IF LON CHANEY COULD SPEAK
Lon Chaney Sr. spent the last years of his career -- and his life -- under contract with Metro-Goldwyn-Mayer, but not before the scrappy and resilient Universal had him to star in The Hunchback of Notre Dame (1923) and The Phantom of the Opera (1925). With perhaps the only exception being MGM's Tell It To the Marines (1926), Chaney's Quasimodo and Erik were the characters in his two most popular and enduring films.
Having worked for a rival (and much more prestigious and financially robust) studio did not stop Universal from laying claim to his famous name to promote their own productions, "B" that as they may. Chaney was coveted by Junior Laemmle for the leading role in Universal's now-legendary Dracula after starring in his first, not-so-legendary, talkie for MGM, The Unholy Three, in 1930. Unfortunately, The Grim Reaper intervened and Chaney would be dead by the end of August of the year.

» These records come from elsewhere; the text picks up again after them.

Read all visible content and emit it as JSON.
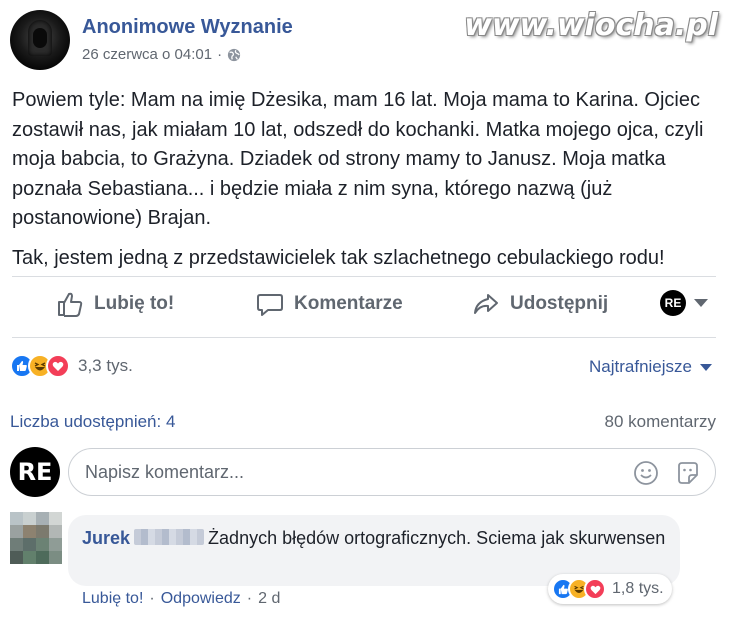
{
  "post": {
    "page_name": "Anonimowe Wyznanie",
    "date": "26 czerwca o 04:01",
    "separator": "·",
    "privacy_icon": "globe-icon",
    "paragraph1": "Powiem tyle: Mam na imię Dżesika, mam 16 lat. Moja mama to Karina. Ojciec zostawił nas, jak miałam 10 lat, odszedł do kochanki. Matka mojego ojca, czyli moja babcia, to Grażyna. Dziadek od strony mamy to Janusz. Moja matka poznała Sebastiana... i będzie miała z nim syna, którego nazwą (już postanowione) Brajan.",
    "paragraph2": "Tak, jestem jedną z przedstawicielek tak szlachetnego cebulackiego rodu!"
  },
  "watermark": "www.wiocha.pl",
  "actions": {
    "like": "Lubię to!",
    "comment": "Komentarze",
    "share": "Udostępnij",
    "profile_badge": "RE"
  },
  "stats": {
    "reaction_count": "3,3 tys.",
    "sort_label": "Najtrafniejsze",
    "shares": "Liczba udostępnień: 4",
    "comments": "80 komentarzy"
  },
  "composer": {
    "avatar_text": "RE",
    "placeholder": "Napisz komentarz..."
  },
  "comment": {
    "author": "Jurek",
    "text": "Żadnych błędów ortograficznych. Sciema jak skurwensen",
    "reaction_count": "1,8 tys.",
    "like": "Lubię to!",
    "reply": "Odpowiedz",
    "separator": "·",
    "age": "2 d"
  },
  "colors": {
    "link_blue": "#385898",
    "gray_text": "#606770",
    "like_blue": "#1877f2",
    "haha_yellow": "#f7b125",
    "love_red": "#f33e58"
  }
}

File under "What Were They Thinking?", in an issue of their company's promotional magazine, Universal Weekly, ran a two-page ad, presumably written by a company executive (and possibly Laemmle himself) of the most curious kind. Headed with the title, "If Lon Chaney Could Speak", it was a send-up of three Karloff vehicles, Frankenstein, The Old Dark House, and The Mummy, advocating Karloff's acting prowess (and fan appeal) by presenting it in the perspective of Chaney's first-person voice. While Chaney might have indeed approved of Karloff's accomplishments (helped a great deal by Jack P. Pierce's makeup artistry), the editors for Universal Weekly certainly took liberties with Chaney's assumption of opinion. To add a bit of the morbid to the ironic, the ad appeared in the Weekly's November 19, 1932 issue, just before The Mummy was slated for release, and two years after Chaney had passed away from a throat hemorrhage.